THE BROTHER OF a Norwegian fisherman who lost his life along with seven crewmen when he sailed on a secret Second World War mission from Burghead is to attend the dedication of a memorial in their memory.
Burghead will hold a ‘Norwegian Weekend’ next month that honours the men who served on the ‘Shetland Bus’, the secret operation that maintained a link between Scotland and Nazi-occupied Norway throughout the war.
While most of the operations were conducted from the Shetland Islands, several were also from a secret base at Burghead – and that is where, on January 7 1943, the Feioy left the Moray harbour skippered by Ola Grotle sailing on a mission to islands to the south of Bergen.
Unfortunately despite the weather conditions being good the Feioy, her skipper and crew were never seen again.
Hilary Gloyer from the Burghead Headland Trust said: “Ola Grotle was a 24-year-old from Bremanger when the German army invaded Norway in 1940. He fought against the Nazis but on December 23 left his family and escaped to the UK aboard the Igland with seven other Norwegians.
“Once in Britain, Ola became a member of the ‘Shetland Bus’ operation which was made up of Norwegian boats and sailors who ferried agents and supplies to and from Norway.

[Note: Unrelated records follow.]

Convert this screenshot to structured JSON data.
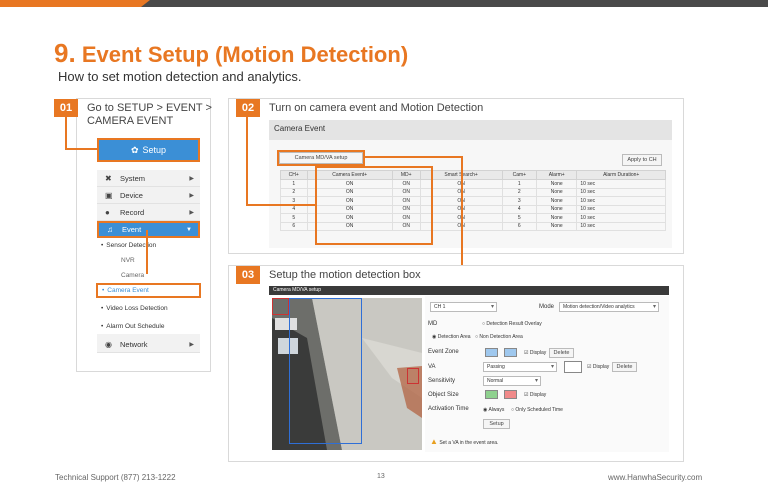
{
  "header": {
    "number": "9.",
    "title": "Event Setup (Motion Detection)",
    "subtitle": "How to set motion detection and analytics."
  },
  "steps": [
    {
      "num": "01",
      "text_line1": "Go to SETUP > EVENT >",
      "text_line2": "CAMERA EVENT"
    },
    {
      "num": "02",
      "text": "Turn on camera event and Motion Detection"
    },
    {
      "num": "03",
      "text": "Setup the motion detection box"
    }
  ],
  "menu": {
    "setup_label": "Setup",
    "items": [
      {
        "label": "System",
        "icon": "wrench-icon"
      },
      {
        "label": "Device",
        "icon": "camera-icon"
      },
      {
        "label": "Record",
        "icon": "record-icon"
      }
    ],
    "event_label": "Event",
    "sub": {
      "sensor_detection": "Sensor Detection",
      "nvr": "NVR",
      "camera": "Camera",
      "camera_event": "Camera Event",
      "video_loss": "Video Loss Detection",
      "alarm_out": "Alarm Out Schedule"
    },
    "network_label": "Network"
  },
  "camera_event": {
    "panel_title": "Camera Event",
    "setup_button": "Camera MD/VA setup",
    "apply_button": "Apply to CH",
    "columns": [
      "CH+",
      "Camera Event+",
      "MD+",
      "Smart Search+",
      "Cam+",
      "Alarm+",
      "Alarm Duration+"
    ],
    "rows": [
      [
        "1",
        "ON",
        "ON",
        "ON",
        "1",
        "None",
        "10 sec"
      ],
      [
        "2",
        "ON",
        "ON",
        "ON",
        "2",
        "None",
        "10 sec"
      ],
      [
        "3",
        "ON",
        "ON",
        "ON",
        "3",
        "None",
        "10 sec"
      ],
      [
        "4",
        "ON",
        "ON",
        "ON",
        "4",
        "None",
        "10 sec"
      ],
      [
        "5",
        "ON",
        "ON",
        "ON",
        "5",
        "None",
        "10 sec"
      ],
      [
        "6",
        "ON",
        "ON",
        "ON",
        "6",
        "None",
        "10 sec"
      ]
    ]
  },
  "md_setup": {
    "header": "Camera MD/VA setup",
    "channel": "CH 1",
    "mode_label": "Mode",
    "mode_value": "Motion detection/Video analytics",
    "md_label": "MD",
    "detection_result_overlay": "Detection Result Overlay",
    "detection_area": "Detection Area",
    "non_detection_area": "Non Detection Area",
    "event_zone_label": "Event Zone",
    "display_label": "Display",
    "delete_label": "Delete",
    "va_label": "VA",
    "va_value": "Passing",
    "sensitivity_label": "Sensitivity",
    "sensitivity_value": "Normal",
    "object_size_label": "Object Size",
    "activation_time_label": "Activation Time",
    "always": "Always",
    "only_scheduled": "Only Scheduled Time",
    "setup_button": "Setup",
    "warning": "Set a VA in the event area."
  },
  "footer": {
    "support": "Technical Support (877) 213-1222",
    "page": "13",
    "website": "www.HanwhaSecurity.com"
  },
  "colors": {
    "accent": "#e87722",
    "menu_blue": "#3b8fd6",
    "dark_bar": "#4a4a4a"
  }
}
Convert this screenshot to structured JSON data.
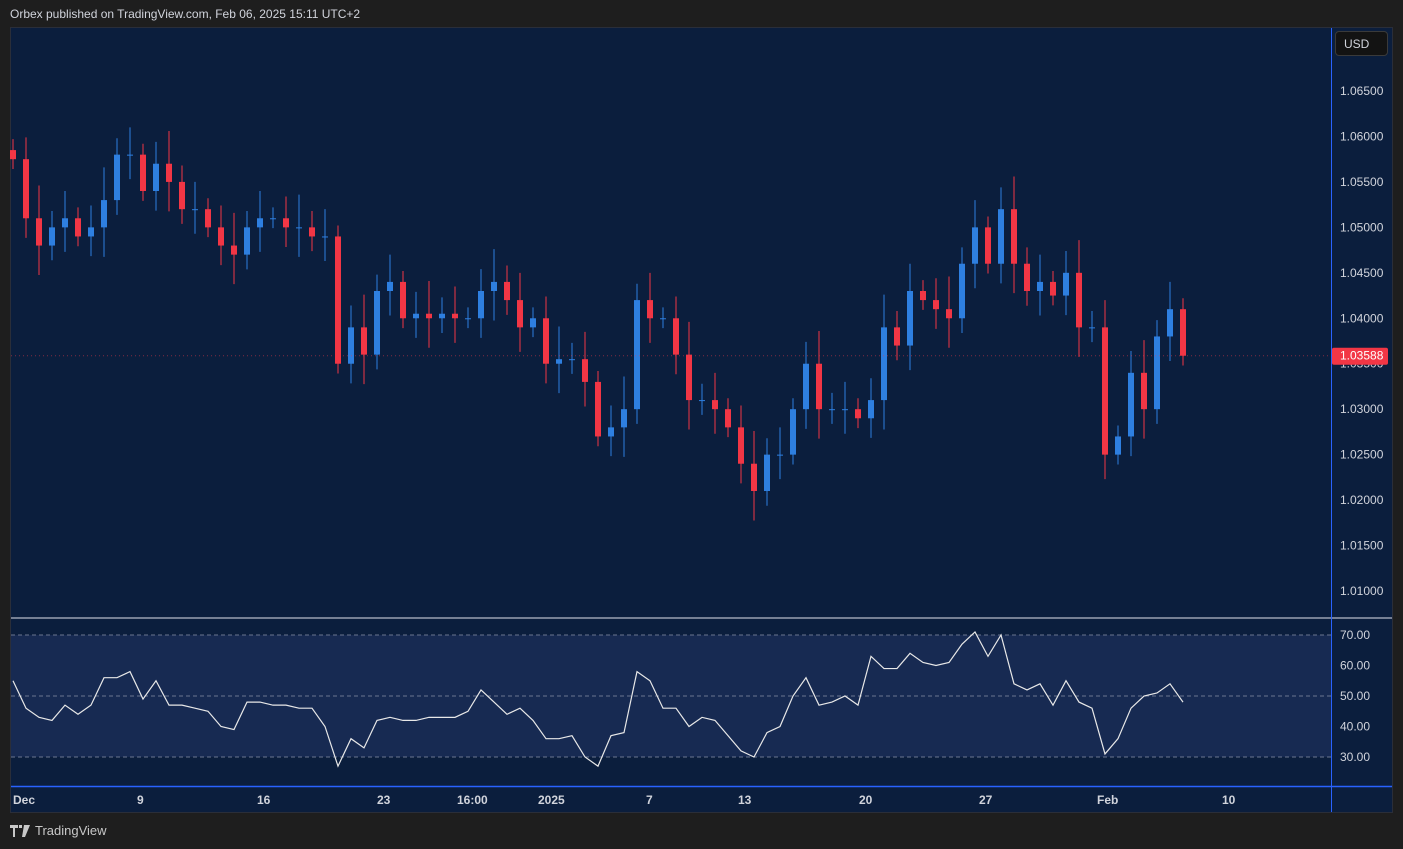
{
  "header": {
    "published": "Orbex published on TradingView.com, Feb 06, 2025 15:11 UTC+2"
  },
  "currency_button": "USD",
  "brand": "TradingView",
  "colors": {
    "up": "#2e7fe0",
    "down": "#f23645",
    "bg": "#0b1e3d",
    "rsi_band": "#172a52"
  },
  "chart_data": [
    {
      "type": "candlestick",
      "title": "EURUSD",
      "ylim": [
        1.0055,
        1.0695
      ],
      "yticks": [
        "1.06500",
        "1.06000",
        "1.05500",
        "1.05000",
        "1.04500",
        "1.04000",
        "1.03500",
        "1.03000",
        "1.02500",
        "1.02000",
        "1.01500",
        "1.01000"
      ],
      "last_price": "1.03588",
      "xticks": [
        "Dec",
        "9",
        "16",
        "23",
        "16:00",
        "2025",
        "7",
        "13",
        "20",
        "27",
        "Feb",
        "10"
      ],
      "first_open": 1.0585,
      "closes": [
        1.0575,
        1.051,
        1.048,
        1.05,
        1.051,
        1.049,
        1.05,
        1.053,
        1.058,
        1.058,
        1.054,
        1.057,
        1.055,
        1.052,
        1.052,
        1.05,
        1.048,
        1.047,
        1.05,
        1.051,
        1.051,
        1.05,
        1.05,
        1.049,
        1.049,
        1.035,
        1.039,
        1.036,
        1.043,
        1.044,
        1.04,
        1.0405,
        1.04,
        1.0405,
        1.04,
        1.04,
        1.043,
        1.044,
        1.042,
        1.039,
        1.04,
        1.035,
        1.0355,
        1.0355,
        1.033,
        1.027,
        1.028,
        1.03,
        1.042,
        1.04,
        1.04,
        1.036,
        1.031,
        1.031,
        1.03,
        1.028,
        1.024,
        1.021,
        1.025,
        1.025,
        1.03,
        1.035,
        1.03,
        1.03,
        1.03,
        1.029,
        1.031,
        1.039,
        1.037,
        1.043,
        1.042,
        1.041,
        1.04,
        1.046,
        1.05,
        1.046,
        1.052,
        1.046,
        1.043,
        1.044,
        1.0425,
        1.045,
        1.039,
        1.039,
        1.025,
        1.027,
        1.034,
        1.03,
        1.038,
        1.041,
        1.03588
      ]
    },
    {
      "type": "line",
      "title": "RSI",
      "ylim": [
        22,
        80
      ],
      "yticks": [
        "70.00",
        "60.00",
        "50.00",
        "40.00",
        "30.00"
      ],
      "bands": [
        70,
        50,
        30
      ],
      "values": [
        55,
        46,
        43,
        42,
        47,
        44,
        47,
        56,
        56,
        58,
        49,
        55,
        47,
        47,
        46,
        45,
        40,
        39,
        48,
        48,
        47,
        47,
        46,
        46,
        40,
        27,
        36,
        33,
        42,
        43,
        42,
        42,
        43,
        43,
        43,
        45,
        52,
        48,
        44,
        46,
        42,
        36,
        36,
        37,
        30,
        27,
        37,
        38,
        58,
        55,
        46,
        46,
        40,
        43,
        42,
        37,
        32,
        30,
        38,
        40,
        50,
        56,
        47,
        48,
        50,
        47,
        63,
        59,
        59,
        64,
        61,
        60,
        61,
        67,
        71,
        63,
        70,
        54,
        52,
        54,
        47,
        55,
        48,
        46,
        31,
        36,
        46,
        50,
        51,
        54,
        48
      ]
    }
  ]
}
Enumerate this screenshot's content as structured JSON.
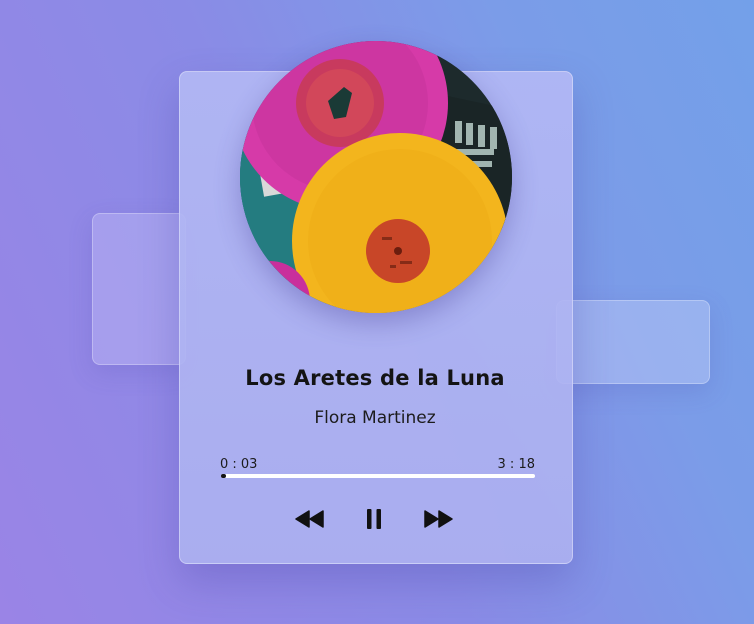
{
  "track": {
    "title": "Los Aretes de la Luna",
    "artist": "Flora Martinez"
  },
  "playback": {
    "current_time": "0 : 03",
    "total_time": "3 : 18",
    "progress_fraction": 0.016
  },
  "controls": {
    "rewind_icon": "rewind-icon",
    "pause_icon": "pause-icon",
    "forward_icon": "fast-forward-icon"
  },
  "colors": {
    "accent": "#141414",
    "track": "#ffffff"
  }
}
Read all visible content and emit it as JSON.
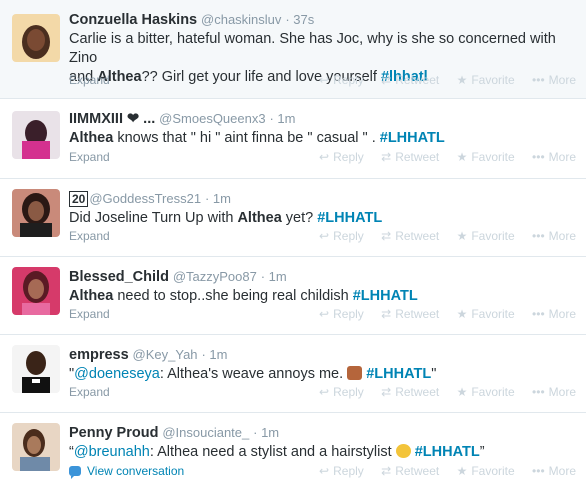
{
  "tweets": [
    {
      "fullname": "Conzuella Haskins",
      "username": "@chaskinsluv",
      "time": "· 37s",
      "text1": "Carlie is a bitter, hateful woman. She has Joc, why is she so concerned with Zino",
      "text2a": "and ",
      "text2b": "Althea",
      "text2c": "?? Girl get your life and love yourself ",
      "hashtag": "#lhhatl",
      "footer_link": "Expand"
    },
    {
      "fullname": "IIMMXIII ❤ ...",
      "username": "@SmoesQueenx3",
      "time": "· 1m",
      "bold": "Althea",
      "text": " knows that \" hi \" aint finna be \" casual \" . ",
      "hashtag": "#LHHATL",
      "footer_link": "Expand"
    },
    {
      "fullname_box": "20",
      "username": "@GoddessTress21",
      "time": "· 1m",
      "text": "Did Joseline Turn Up with ",
      "bold": "Althea",
      "text_after": " yet? ",
      "hashtag": "#LHHATL",
      "footer_link": "Expand"
    },
    {
      "fullname": "Blessed_Child",
      "username": "@TazzyPoo87",
      "time": "· 1m",
      "bold": "Althea",
      "text": " need to stop..she being real childish ",
      "hashtag": "#LHHATL",
      "footer_link": "Expand"
    },
    {
      "fullname": "empress",
      "username": "@Key_Yah",
      "time": "· 1m",
      "quote_open": "\"",
      "mention": "@doeneseya",
      "text": ": Althea's weave annoys me. ",
      "hashtag": "#LHHATL",
      "quote_close": "\"",
      "footer_link": "Expand"
    },
    {
      "fullname": "Penny Proud",
      "username": "@Insouciante_",
      "time": "· 1m",
      "quote_open": "“",
      "mention": "@breunahh",
      "text": ": Althea need a stylist and a hairstylist ",
      "hashtag": "#LHHATL",
      "quote_close": "”",
      "footer_link": "View conversation"
    }
  ],
  "actions": {
    "reply": "Reply",
    "retweet": "Retweet",
    "favorite": "Favorite",
    "more": "More"
  },
  "icons": {
    "reply": "reply-arrow-icon",
    "retweet": "retweet-icon",
    "favorite": "star-icon",
    "more": "more-dots-icon",
    "conversation": "speech-bubble-icon"
  },
  "colors": {
    "link": "#0084b4",
    "muted": "#8899a6",
    "action": "#ccd6dd"
  }
}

“While the main base for the operation was at Scalloway on Shetland what has never really been publicised – until now – is that there was a subsidiary base at Burghead.”
The Burghead Headland Trust has led the way in organising the raising of a memorial in the town’s harbour to the memory of the Norwegian sailors – and at the ceremony on August 23 will be a very special guest.
Hilary said: “One of the family members left behind in Norway when Ola escaped to the UK was his younger brother Eldre Bjorn Grotle – and he will be in Burghead to attend the dedication and celebration weekend in memory of our links with Norway.
“Eldre Bjorn will be joined by at least five other relatives of the men who are being remembered and honoured at the ceremony.
“Ola was a key figure on the Shetland Bus operations but he also served as a pilot on a British warship during the Måløy raid, an operation conducted by commandos against German positions on the island of Vågsøy on December 27, 1941.”
The dedication ceremony will be held at 2pm on August 23 while a floral tribute will also be scattered from a launch in Burghead Bay at the location where four other Norwegian sailors lost their lives in an accident.
On Saturday, August 22 there will be a Viking long ship visiting the harbour while there will also be a re-enactment of a battle that took place between the Vikings and Picts in the 9th Century.
There will also be events for children including a puppet show, and stalls, boats, wildlife boat trips, rowing, food, a beer tent, and music.